Task statement →
All the entries below should be reproduced exactly.

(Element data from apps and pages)
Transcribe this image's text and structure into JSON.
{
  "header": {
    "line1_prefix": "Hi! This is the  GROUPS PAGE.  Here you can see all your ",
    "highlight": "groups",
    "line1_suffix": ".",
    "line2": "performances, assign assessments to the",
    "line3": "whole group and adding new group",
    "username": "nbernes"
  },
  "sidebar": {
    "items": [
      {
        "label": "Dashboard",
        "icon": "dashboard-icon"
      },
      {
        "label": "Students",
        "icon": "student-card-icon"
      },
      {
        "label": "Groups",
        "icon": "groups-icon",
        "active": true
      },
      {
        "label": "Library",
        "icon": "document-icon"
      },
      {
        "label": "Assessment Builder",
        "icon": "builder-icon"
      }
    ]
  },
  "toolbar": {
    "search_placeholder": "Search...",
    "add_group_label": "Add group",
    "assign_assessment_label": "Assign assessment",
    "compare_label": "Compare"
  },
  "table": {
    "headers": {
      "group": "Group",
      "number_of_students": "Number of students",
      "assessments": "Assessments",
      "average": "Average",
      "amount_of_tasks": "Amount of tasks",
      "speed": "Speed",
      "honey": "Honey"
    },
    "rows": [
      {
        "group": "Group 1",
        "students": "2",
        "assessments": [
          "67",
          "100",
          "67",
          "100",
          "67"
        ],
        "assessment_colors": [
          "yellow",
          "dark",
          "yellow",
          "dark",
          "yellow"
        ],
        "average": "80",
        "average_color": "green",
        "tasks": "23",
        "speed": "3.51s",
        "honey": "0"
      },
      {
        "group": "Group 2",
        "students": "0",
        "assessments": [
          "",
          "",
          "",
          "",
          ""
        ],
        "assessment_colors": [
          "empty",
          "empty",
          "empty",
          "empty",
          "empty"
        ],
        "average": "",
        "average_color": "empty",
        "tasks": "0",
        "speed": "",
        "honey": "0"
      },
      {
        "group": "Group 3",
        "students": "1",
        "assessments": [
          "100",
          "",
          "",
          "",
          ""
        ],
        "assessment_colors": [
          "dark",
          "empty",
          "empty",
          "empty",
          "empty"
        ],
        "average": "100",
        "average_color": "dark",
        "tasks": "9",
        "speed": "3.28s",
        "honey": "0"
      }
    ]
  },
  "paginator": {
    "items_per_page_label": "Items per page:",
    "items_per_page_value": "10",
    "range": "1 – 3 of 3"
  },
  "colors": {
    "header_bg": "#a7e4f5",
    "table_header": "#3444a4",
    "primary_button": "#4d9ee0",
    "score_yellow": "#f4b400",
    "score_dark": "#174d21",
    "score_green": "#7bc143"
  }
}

Exercise solution →
Transcribe this image's text and structure into JSON.
{
  "header": {
    "line1_prefix": "Hi! This is the  GROUPS PAGE.  Here you can see all your ",
    "highlight": "groups",
    "line1_suffix": ".",
    "line2": "performances, assign assessments to the",
    "line3": "whole group and adding new group",
    "username": "nbernes"
  },
  "sidebar": {
    "items": [
      {
        "label": "Dashboard",
        "icon": "dashboard-icon"
      },
      {
        "label": "Students",
        "icon": "student-card-icon"
      },
      {
        "label": "Groups",
        "icon": "groups-icon",
        "active": true
      },
      {
        "label": "Library",
        "icon": "document-icon"
      },
      {
        "label": "Assessment Builder",
        "icon": "builder-icon"
      }
    ]
  },
  "toolbar": {
    "search_placeholder": "Search...",
    "add_group_label": "Add group",
    "assign_assessment_label": "Assign assessment",
    "compare_label": "Compare"
  },
  "table": {
    "headers": {
      "group": "Group",
      "number_of_students": "Number of students",
      "assessments": "Assessments",
      "average": "Average",
      "amount_of_tasks": "Amount of tasks",
      "speed": "Speed",
      "honey": "Honey"
    },
    "rows": [
      {
        "group": "Group 1",
        "students": "2",
        "assessments": [
          "67",
          "100",
          "67",
          "100",
          "67"
        ],
        "assessment_colors": [
          "yellow",
          "dark",
          "yellow",
          "dark",
          "yellow"
        ],
        "average": "80",
        "average_color": "green",
        "tasks": "23",
        "speed": "3.51s",
        "honey": "0"
      },
      {
        "group": "Group 2",
        "students": "0",
        "assessments": [
          "",
          "",
          "",
          "",
          ""
        ],
        "assessment_colors": [
          "empty",
          "empty",
          "empty",
          "empty",
          "empty"
        ],
        "average": "",
        "average_color": "empty",
        "tasks": "0",
        "speed": "",
        "honey": "0"
      },
      {
        "group": "Group 3",
        "students": "1",
        "assessments": [
          "100",
          "",
          "",
          "",
          ""
        ],
        "assessment_colors": [
          "dark",
          "empty",
          "empty",
          "empty",
          "empty"
        ],
        "average": "100",
        "average_color": "dark",
        "tasks": "9",
        "speed": "3.28s",
        "honey": "0"
      }
    ]
  },
  "paginator": {
    "items_per_page_label": "Items per page:",
    "items_per_page_value": "10",
    "range": "1 – 3 of 3"
  },
  "colors": {
    "header_bg": "#a7e4f5",
    "table_header": "#3444a4",
    "primary_button": "#4d9ee0",
    "score_yellow": "#f4b400",
    "score_dark": "#174d21",
    "score_green": "#7bc143"
  }
}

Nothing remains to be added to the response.